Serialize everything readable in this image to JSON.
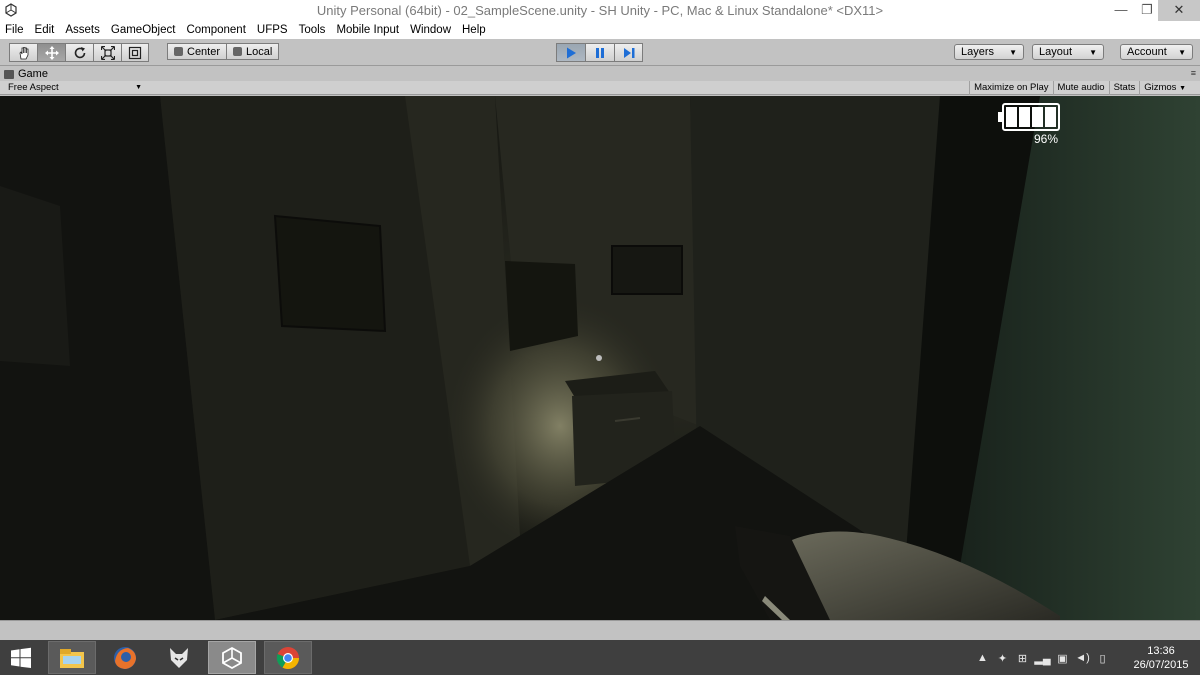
{
  "window": {
    "title": "Unity Personal (64bit) - 02_SampleScene.unity - SH Unity - PC, Mac & Linux Standalone* <DX11>",
    "minimize": "—",
    "maximize": "❐",
    "close": "✕"
  },
  "menu": {
    "items": [
      "File",
      "Edit",
      "Assets",
      "GameObject",
      "Component",
      "UFPS",
      "Tools",
      "Mobile Input",
      "Window",
      "Help"
    ]
  },
  "toolbar": {
    "tools": [
      "hand-icon",
      "move-icon",
      "rotate-icon",
      "scale-icon",
      "rect-icon"
    ],
    "active_tool": "move-icon",
    "pivot_label": "Center",
    "space_label": "Local",
    "play_active": true,
    "layers_label": "Layers",
    "layout_label": "Layout",
    "account_label": "Account"
  },
  "game_panel": {
    "tab_label": "Game",
    "aspect_label": "Free Aspect",
    "maximize_on_play": "Maximize on Play",
    "mute_audio": "Mute audio",
    "stats": "Stats",
    "gizmos": "Gizmos"
  },
  "hud": {
    "battery_percent_label": "96%",
    "battery_level": 0.96,
    "battery_cells_filled": 4
  },
  "taskbar": {
    "apps": [
      "explorer-icon",
      "firefox-icon",
      "foobar-icon",
      "unity-icon",
      "chrome-icon"
    ],
    "active_app": "unity-icon",
    "clock_time": "13:36",
    "clock_date": "26/07/2015"
  },
  "colors": {
    "editor_gray": "#c2c2c2",
    "play_blue": "#1e6ed6",
    "taskbar": "#3f3f3f"
  }
}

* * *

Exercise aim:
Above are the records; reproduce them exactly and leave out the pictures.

Reply:
Serialize everything readable in this image to JSON.
{
  "window": {
    "title": "Unity Personal (64bit) - 02_SampleScene.unity - SH Unity - PC, Mac & Linux Standalone* <DX11>",
    "minimize": "—",
    "maximize": "❐",
    "close": "✕"
  },
  "menu": {
    "items": [
      "File",
      "Edit",
      "Assets",
      "GameObject",
      "Component",
      "UFPS",
      "Tools",
      "Mobile Input",
      "Window",
      "Help"
    ]
  },
  "toolbar": {
    "tools": [
      "hand-icon",
      "move-icon",
      "rotate-icon",
      "scale-icon",
      "rect-icon"
    ],
    "active_tool": "move-icon",
    "pivot_label": "Center",
    "space_label": "Local",
    "play_active": true,
    "layers_label": "Layers",
    "layout_label": "Layout",
    "account_label": "Account"
  },
  "game_panel": {
    "tab_label": "Game",
    "aspect_label": "Free Aspect",
    "maximize_on_play": "Maximize on Play",
    "mute_audio": "Mute audio",
    "stats": "Stats",
    "gizmos": "Gizmos"
  },
  "hud": {
    "battery_percent_label": "96%",
    "battery_level": 0.96,
    "battery_cells_filled": 4
  },
  "taskbar": {
    "apps": [
      "explorer-icon",
      "firefox-icon",
      "foobar-icon",
      "unity-icon",
      "chrome-icon"
    ],
    "active_app": "unity-icon",
    "clock_time": "13:36",
    "clock_date": "26/07/2015"
  },
  "colors": {
    "editor_gray": "#c2c2c2",
    "play_blue": "#1e6ed6",
    "taskbar": "#3f3f3f"
  }
}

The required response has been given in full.